April 1992: A Recollection

A Short Story

By Daniel Noh

From up on the roof of First Discount Swap-Meet, Moses could see Los Angeles sprawling out before him, rows of tenement homes and strip malls sitting on sidewalks punctuated by Ficus trees that tear up concrete and asphalt with their enormous roots. In the distance the small cluster of skyscrapers that Los Angeles calls its Downtown.

Today the streets were empty and the sky filled not with the gray-brown haze of traffic but with the black of fires. Thick pillars of smoke and flames that to Moses seemed to be falling down upon the city. 

The city of angels had set itself ablaze. 

It was his turn to stand watch over the swap meet. Moses made his living here, as journeyman goldsmith at Park’s Gold, a small jewelry store located in the heart of a massive maze of Korean vendors loudly swearing and selling things in a broken English to residents of the neighborhood who swore back at them in unbroken English.

When the looting and rioting began, they decided that they would take the protection of the place into their own hands. Together, twenty in all, drove together from their apartments in Koreatown and their homes in the San Gabriel Valley in the early hours of the morning to this small warehouse-turned-market in the heart of Compton for the sake of their American dreams. They left their cars in front of the entrances, locked the doors behind them, and barricaded themselves up on the roof. 

Today was day three of the riots. 


All throughout his watch, Moses played back the morning he left home. 4AM. Him, standing at the door with a gun, in front of his wife, who held their son in her arms. She, blocking the door, the keys to his car in her bathrobe pockets, stolen from the shoe cabinet while he’d been distracted getting the gun.

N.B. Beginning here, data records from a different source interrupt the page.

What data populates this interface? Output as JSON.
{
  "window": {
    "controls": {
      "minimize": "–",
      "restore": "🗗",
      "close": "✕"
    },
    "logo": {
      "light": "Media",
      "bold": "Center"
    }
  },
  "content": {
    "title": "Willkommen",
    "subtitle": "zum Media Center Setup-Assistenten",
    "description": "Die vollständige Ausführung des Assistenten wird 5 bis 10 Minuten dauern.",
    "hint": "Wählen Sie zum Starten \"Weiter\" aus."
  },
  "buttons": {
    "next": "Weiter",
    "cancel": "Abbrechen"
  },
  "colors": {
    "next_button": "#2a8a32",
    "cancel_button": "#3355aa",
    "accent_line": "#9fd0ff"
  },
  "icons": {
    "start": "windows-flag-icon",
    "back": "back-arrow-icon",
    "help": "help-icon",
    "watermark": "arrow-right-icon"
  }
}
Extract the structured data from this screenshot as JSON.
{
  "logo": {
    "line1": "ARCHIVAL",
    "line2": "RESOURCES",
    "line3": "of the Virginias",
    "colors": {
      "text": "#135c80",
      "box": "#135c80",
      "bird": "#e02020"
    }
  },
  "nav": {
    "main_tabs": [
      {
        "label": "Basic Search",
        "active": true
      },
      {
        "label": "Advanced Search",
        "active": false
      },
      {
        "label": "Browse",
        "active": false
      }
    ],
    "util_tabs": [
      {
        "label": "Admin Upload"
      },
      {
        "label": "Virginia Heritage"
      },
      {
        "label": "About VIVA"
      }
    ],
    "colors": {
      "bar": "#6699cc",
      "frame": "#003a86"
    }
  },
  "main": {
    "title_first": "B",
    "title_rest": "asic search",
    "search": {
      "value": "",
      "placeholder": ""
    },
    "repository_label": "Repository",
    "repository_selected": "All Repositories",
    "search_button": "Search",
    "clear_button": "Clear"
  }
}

“What’s so important about a building?” Youngmi had said, eyes defiant. 

“It’s how we live and eat.”

“There are other ways of surviving.”

“Not for the others. They have families too.” 

“No. We have all the time in the world. Look at me, look at Joshua. You promised me, no more running, no more violence, no more guns. Don’t go. Please. Honey. Yeobeo. Just stay here with me.”

And then him kissing his son goodbye. Making a promise to come back. Then stealing the keys from her and walking out the front door. 


Lim Hodong—from the shoe store—joined him on the roof. He was the same age as Moses, but unlike Moses he had immigrated to America only a few years ago. He somehow looked older, more chiseled. Maybe, Moses thought, it was because he had completed his military service, something Moses never did because his father had uprooted them from Korea when Moses was still a small boy. 

“I brought ramen. Everyone else is awake now. They will be up here soon.” 

Moses pulled up one of the folding chairs and they sat together, eating ramen as they kept an eye out over the street. 

“Do you think they will finally try today?” Hodong asked.

“No,” Moses said. “They like us in this neighborhood. And they know Marcus.” 

“They like us enough to call us the n-word instead of chink or gook,” Hodong said through a mouthful of noodles. “You grew up here, you would know.”

Moses shrugged. He didn’t like to play up his American-ness in front of the others.
Kim Sangmin appeared next to them, two hunting rifles in hand. “Is today the day they start shooting?”

Hodong took the rifle. “Good morning sunbaenim. Maybe. I’m starting to get bored.”

“Maybe we’ll end up on the news like the crazy fuckers who started shooting at random people in Koreatown,” Kim Sangmin said. He and Hodong laughed. 

“My wife would kill me if she saw that,” Moses muttered. 

“Stop worrying so much Moses. It’s unbecoming of you. What will your son say when he learns of this later. Fathers need to do right by their children,” Kim Sangmin said. 

“By shooting black people?” 

“By providing for him, and protecting how you do that.”

Moses gulped down the last of the ramen soup and chucked the cup over the side of the building. “Well let’s make sure I get to go home to him when this all ends.”


All the men had been joking about which side of the building to pee over when a bullet cracked over their heads. They had been watching a crowd below them looting a strip mall across the street when it happened. Quickly, with trained efficiency, they lifted their rifles down towards the crowd. 

“Hey! Go away!” someone shouted. 

Moses peeked over the edge, hands griped tight around the shotgun. The shells inside the magazine rattled from the shaking of his hands. A small crowd, probably a few dozen. Mostly unarmed. A few with baseball bats. But some of them had guns and now they were trading shots. The crowd scattered.

Gunfire popped all around him. Moses ducked back down. He propped himself up against the rampart, grinding his teeth as more concrete showered down on him. He hugged the shotgun tight. He closed his eyes. He wanted to see his son, his wife.

“Hey, Moses, get your shit together!” Hodong yelled as he shot his hunting rifle into the crowd below. Moses looked up at him. Blood ran down Hodong’s cheeks where the concrete shrapnel had grazed him. 

Somehow, Moses found himself looking down over the crowd below again.

A young boy, no older than eighteen, looked up from the streets, a pistol in his hand. 

Moses closed his eyes, and squeezed the trigger.